> **EXERCISE INSTRUCTIONS**
Search the data below for the string "count" and copy all lines where it shows up.

> **THE DATA**
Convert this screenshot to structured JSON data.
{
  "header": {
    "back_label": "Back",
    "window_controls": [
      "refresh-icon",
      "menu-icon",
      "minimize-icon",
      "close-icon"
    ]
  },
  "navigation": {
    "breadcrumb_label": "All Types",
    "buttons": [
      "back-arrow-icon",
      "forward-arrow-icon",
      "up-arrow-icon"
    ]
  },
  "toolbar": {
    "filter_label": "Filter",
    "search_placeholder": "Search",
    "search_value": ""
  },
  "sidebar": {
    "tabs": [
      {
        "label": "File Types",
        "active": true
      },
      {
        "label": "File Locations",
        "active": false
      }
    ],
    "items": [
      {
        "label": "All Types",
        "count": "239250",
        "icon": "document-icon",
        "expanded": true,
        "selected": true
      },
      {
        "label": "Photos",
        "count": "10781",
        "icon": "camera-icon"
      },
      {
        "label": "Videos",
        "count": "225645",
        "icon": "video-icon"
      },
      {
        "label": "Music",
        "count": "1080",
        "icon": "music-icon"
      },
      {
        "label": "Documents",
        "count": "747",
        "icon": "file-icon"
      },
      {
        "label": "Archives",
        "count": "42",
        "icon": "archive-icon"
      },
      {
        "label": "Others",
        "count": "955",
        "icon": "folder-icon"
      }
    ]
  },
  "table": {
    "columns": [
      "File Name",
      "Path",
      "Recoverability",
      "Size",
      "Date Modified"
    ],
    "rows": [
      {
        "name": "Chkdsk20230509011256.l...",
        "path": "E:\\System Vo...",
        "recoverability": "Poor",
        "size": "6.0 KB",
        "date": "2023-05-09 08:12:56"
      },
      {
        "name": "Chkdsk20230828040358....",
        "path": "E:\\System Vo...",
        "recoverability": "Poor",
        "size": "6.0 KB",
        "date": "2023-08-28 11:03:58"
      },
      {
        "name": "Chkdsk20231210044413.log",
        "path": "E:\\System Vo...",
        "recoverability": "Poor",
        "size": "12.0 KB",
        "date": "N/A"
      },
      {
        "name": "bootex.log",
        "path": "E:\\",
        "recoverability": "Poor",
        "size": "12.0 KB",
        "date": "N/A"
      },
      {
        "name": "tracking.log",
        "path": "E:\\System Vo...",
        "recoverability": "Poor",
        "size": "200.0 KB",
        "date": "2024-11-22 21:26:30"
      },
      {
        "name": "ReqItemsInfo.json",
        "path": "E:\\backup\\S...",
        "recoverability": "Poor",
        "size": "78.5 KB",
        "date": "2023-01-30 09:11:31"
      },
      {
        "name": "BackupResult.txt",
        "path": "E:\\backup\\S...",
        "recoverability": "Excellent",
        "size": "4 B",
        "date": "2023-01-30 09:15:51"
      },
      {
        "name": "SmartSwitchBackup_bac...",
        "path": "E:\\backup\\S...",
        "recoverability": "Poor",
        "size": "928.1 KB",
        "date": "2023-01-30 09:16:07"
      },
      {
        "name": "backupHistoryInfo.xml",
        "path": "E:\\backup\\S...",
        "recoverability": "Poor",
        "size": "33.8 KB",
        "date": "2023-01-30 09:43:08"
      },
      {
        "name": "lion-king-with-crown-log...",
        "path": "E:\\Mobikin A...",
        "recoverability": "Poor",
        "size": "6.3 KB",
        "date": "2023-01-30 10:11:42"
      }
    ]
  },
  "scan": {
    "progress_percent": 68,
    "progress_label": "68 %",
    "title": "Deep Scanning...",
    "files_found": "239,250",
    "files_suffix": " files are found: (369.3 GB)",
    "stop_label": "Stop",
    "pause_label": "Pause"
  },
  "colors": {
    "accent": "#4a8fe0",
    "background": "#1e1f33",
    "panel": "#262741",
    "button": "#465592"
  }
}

> **TASK SOLUTION**
        "count": "239250",
        "count": "10781",
        "count": "225645",
        "count": "1080",
        "count": "747",
        "count": "42",
        "count": "955",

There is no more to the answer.